All the characteristics that make SMS such a compelling marketing channel – its personal, mobile, always on, instantly responded to – can also result in SMS marketing backfiring badly if you mismanage it.
While people might shrug their shoulders in resignation when it comes to email spam, SMS spam is very badly received. And it’s not just spam messages: a communication that may have been very welcome during the day will be seen in a very bad light if it arrives on a customer’s handset at 3am.
Instead of building a relationship with your potential and existing customers, you could do severe damage to your brand if you don’t pay attention to best practices around SMS communications. Here are some guidelines to ensure your SMS marketing is well received and builds a valuable relationship with your customers.
1. Understand the legislative guidelines

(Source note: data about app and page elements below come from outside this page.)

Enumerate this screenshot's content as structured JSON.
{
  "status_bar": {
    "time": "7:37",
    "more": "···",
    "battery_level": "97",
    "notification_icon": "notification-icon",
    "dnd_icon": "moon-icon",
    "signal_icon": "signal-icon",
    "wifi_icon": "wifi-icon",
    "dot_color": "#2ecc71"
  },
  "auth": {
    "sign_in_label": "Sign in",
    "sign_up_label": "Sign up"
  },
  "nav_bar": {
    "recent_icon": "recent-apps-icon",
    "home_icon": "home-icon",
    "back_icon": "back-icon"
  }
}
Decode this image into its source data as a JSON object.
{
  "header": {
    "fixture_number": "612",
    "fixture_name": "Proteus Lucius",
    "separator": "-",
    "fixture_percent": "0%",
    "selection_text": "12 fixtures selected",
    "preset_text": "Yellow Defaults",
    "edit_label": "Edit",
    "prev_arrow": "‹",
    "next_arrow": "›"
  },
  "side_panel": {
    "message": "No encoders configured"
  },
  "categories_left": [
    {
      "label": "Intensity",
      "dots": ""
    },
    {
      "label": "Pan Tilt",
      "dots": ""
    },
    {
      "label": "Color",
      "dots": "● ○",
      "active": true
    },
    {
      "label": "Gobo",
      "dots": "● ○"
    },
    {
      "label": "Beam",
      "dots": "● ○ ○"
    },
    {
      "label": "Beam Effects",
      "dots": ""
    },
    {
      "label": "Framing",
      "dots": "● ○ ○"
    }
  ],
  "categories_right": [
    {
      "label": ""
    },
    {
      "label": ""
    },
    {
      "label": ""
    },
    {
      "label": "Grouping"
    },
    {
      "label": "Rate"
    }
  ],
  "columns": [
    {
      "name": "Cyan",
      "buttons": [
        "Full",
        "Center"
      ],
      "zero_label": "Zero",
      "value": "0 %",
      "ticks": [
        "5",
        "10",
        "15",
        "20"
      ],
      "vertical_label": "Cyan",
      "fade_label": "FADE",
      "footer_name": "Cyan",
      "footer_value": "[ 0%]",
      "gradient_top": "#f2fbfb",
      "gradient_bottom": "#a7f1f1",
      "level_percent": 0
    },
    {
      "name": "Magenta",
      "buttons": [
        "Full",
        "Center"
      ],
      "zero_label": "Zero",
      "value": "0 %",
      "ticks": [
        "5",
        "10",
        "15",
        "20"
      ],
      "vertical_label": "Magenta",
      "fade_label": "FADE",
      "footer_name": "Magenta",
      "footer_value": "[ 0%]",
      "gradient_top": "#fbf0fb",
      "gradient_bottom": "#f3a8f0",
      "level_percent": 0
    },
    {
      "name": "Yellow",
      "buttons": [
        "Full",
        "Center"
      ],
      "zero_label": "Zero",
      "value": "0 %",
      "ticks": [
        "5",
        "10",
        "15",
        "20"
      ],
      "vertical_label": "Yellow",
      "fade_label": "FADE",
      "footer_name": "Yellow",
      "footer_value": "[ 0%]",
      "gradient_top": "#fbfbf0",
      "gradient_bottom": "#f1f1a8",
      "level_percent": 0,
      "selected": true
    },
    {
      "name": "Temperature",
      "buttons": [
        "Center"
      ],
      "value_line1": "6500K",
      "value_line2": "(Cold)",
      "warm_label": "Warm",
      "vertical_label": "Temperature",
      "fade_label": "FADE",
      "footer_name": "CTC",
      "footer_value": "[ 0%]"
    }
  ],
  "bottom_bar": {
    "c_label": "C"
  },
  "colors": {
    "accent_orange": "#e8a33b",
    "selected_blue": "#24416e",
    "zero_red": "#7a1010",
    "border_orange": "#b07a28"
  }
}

Going through the soon-to-be-passed legislation, entitled the Protection of Personal Information Act (POPI) is a great starting point to ensure you get off on a good footing. POPI says that you cannot send unsolicited electronic messages to people you haven’t dealt with before, and it also very clearly outlines what informed consent is and how you need to enable people to opt-out of your communications.
2. Build your own lists
POPI aside, never buy lists from brokers, they are simply a false economy. It’s far better to build your own, opted-in list of existing customers and interested prospects and send your messages out to a receptive audience. Always giving them the opportunity to opt out, of course.
3. Tailor your messages
The previous tip means you can tailor the information you SMS to customers improving the response rate even more. Segment your customer lists according to interests – this makes your communications more targeted and saves you time and money as well.
4. Understand what your customers want
Mix marketing messages with genuinely useful information that you know your customers want in order to make your SMS communication with them essential and anticipated. Look around your business and you are sure to be collecting information in the course of normal events that your customers would find useful. For example, a surf shop could provide real-time on-the-go local weather reports pertinent to surfers.
5. Make use of automation
Small businesses can easily and cost-effectively automate their SMS communications using shortcodes, keywords and auto-responders thanks to third party SMS providers. Responses can be manually updated even on a daily basis, without needing to know any coding. And, in terms of opt-outs, these should be automated, ensuring that your customers are opted out as soon as they reply ‘stop’ or ‘unsubscribe’.
6. Stay compliant
Choose an SMS provider that complies with the Wireless Application Service Providers’ (WASPA) code of conduct. This ensures that you are always compliant with latest regulations, and a good provider will assist you in complying with advertising guidelines around publishing your shortcode. All you need to do is ask.
SMS is one of the most powerful, wide-reaching communication channels at your disposal. Even small and micro-businesses can afford highly automated and sophisticated SMS setups, allowing them to build a strong, valued relationship with customers and prospects.
Paying attention to these simple guidelines can make the difference between coming across as a pushy door-to-door salesman and a valued and welcomed business.